On our way back from Florida, we saw that the temperatures in Raleigh were supposed to be extremely cold in the next few weeks, so we decided it would be best to blow out the lines before putting it back in storage. We thought we’d give try the Fayetteville RV Resort a try since it’s about an hour from our storage garage.
This was previously a KOA, so it’s got all the things you’d come to expect from a KOA (pool, little cabins to rent, a store, full hook ups, level spots, propane) but I feel the new owners are really working to make it better. All the restrooms are being updated, they’ve obviously done a lot of work on the landscaping and overall, it’s a really nice park for a day or two.
They have a section for fulltimers in the back that doesn’t have as many trees as the front of the park, but the spots are still nice (definitely nicer and bigger than several spots we lived in while fulltiming).
Since moving here, we’ve definitely noticed a shortage of nice RV parks in the area (and by nice I mean clean and safe), so I’d definitely recommend this park if you’re traveling through the area and need to make a pit stop.
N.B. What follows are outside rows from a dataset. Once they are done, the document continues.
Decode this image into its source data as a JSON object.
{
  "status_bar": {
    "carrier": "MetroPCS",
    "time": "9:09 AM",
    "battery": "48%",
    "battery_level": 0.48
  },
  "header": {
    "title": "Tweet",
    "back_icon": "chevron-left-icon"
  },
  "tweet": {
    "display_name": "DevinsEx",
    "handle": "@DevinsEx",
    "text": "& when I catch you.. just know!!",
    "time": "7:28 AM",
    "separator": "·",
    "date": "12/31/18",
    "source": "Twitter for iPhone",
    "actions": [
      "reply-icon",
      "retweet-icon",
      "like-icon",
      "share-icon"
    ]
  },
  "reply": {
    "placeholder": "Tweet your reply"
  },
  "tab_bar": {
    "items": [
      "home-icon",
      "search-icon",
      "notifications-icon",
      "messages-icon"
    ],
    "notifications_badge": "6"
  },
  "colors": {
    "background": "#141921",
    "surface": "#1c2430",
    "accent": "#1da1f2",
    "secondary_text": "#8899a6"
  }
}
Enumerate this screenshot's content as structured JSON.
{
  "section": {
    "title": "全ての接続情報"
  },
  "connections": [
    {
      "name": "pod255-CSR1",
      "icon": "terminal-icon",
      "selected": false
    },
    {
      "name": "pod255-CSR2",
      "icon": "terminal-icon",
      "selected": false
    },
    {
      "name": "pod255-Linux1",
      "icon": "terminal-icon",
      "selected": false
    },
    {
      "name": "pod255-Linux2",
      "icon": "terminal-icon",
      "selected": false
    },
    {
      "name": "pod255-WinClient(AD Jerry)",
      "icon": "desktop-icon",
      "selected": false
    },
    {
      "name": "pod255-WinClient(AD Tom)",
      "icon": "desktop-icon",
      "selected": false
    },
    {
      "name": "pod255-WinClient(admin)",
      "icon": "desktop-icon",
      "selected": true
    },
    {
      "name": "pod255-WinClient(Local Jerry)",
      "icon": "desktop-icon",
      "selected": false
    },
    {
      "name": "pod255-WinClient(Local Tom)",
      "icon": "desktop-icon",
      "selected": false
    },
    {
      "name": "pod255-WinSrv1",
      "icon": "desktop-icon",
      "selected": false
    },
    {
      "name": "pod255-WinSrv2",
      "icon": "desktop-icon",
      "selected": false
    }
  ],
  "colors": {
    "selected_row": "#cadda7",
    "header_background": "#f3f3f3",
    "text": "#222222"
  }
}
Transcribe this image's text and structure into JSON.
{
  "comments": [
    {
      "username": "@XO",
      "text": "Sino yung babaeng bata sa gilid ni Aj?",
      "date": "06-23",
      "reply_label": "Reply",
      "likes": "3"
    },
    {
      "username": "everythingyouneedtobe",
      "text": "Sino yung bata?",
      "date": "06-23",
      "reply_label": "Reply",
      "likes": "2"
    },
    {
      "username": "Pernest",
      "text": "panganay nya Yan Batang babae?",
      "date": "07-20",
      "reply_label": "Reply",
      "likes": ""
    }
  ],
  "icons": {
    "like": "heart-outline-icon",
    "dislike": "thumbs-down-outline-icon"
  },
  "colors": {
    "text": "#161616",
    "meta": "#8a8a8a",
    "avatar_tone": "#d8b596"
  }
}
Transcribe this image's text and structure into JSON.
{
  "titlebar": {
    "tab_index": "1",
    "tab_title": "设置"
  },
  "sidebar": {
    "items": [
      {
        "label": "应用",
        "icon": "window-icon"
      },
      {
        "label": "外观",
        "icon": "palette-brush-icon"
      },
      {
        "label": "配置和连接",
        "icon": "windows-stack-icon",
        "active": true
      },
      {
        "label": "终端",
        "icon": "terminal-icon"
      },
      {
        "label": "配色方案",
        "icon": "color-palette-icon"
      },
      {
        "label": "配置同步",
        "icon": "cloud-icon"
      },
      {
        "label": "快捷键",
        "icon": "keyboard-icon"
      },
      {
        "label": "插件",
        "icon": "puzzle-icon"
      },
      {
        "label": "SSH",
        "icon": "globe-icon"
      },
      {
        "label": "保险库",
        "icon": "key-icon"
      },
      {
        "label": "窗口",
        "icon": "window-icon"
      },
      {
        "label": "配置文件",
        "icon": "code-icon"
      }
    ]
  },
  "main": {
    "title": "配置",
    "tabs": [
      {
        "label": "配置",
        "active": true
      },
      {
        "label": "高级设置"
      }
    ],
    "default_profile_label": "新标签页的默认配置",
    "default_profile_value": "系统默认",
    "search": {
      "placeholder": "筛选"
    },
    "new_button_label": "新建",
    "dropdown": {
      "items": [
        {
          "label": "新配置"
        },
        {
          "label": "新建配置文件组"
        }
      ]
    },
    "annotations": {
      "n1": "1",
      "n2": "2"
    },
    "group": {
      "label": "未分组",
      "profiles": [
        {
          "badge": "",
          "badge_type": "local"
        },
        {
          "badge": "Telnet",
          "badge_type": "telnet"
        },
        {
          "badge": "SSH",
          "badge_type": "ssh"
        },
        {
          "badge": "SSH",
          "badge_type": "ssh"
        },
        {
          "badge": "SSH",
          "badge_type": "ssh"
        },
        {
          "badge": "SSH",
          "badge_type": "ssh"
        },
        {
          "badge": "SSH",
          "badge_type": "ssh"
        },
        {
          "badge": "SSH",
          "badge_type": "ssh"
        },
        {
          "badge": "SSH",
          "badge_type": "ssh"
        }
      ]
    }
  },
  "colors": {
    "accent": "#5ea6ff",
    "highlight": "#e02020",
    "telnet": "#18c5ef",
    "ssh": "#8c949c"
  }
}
We wanted to check out at least one campground in South Carolina before heading home and Huntington Beach State Park looked perfect.
The park has 133 spots and direct beach access via several wooden paths throughout the park.
There are two beach paths leading from each end of the park.
There are some pretty private spots like ours, or some not-so-private spots around the inside of the loops. There’s also a loop in the back with heavy tree cover (but further from the beach), and some tent sites.
Second loop of the campground.
On the grounds of the state park is also Atalaya, a Moorish-style house that was once the winter home of sculptor Anna Hyatt Huntington. You can tour the house for $2.
The beach here is also really beautiful — white sand, dolphins, pelicans and some great shells.
New Year’s morning.
Jekyll Island is fantastic.
Bike path all the way around Jekyll Island.
The campground is the least private we’ve stayed in on this trip, but with an island this great, we didn’t spend a lot of time in the campground anyway.
No privacy in spot #27, but that didn’t stop us from having a fire. Sorry neighbors.
There are 206 camp spots (back in, pull through, full hook ups, primitive tent….) and a general store with the basics, including firewood. There’s also a little area designated for bird watching with swings for guests to sit on.
Looking for some quiet or just some birds?
In some spots, maneuvering around the trees in a big rig might be tricky.
At least there’s shade!
A short drive or bike ride directly across from the campground leads to Driftwood Beach with a fishing pier, and a nice sandy beach that leads to some beautiful scenery.
Pier off of Driftwood Beach.
It seems like this boat was way too close to shore….
For all the people in the campground, it was extremely quiet — plus there were a lot of fellow Airstreamers there! (Hi Bob and Lisa!)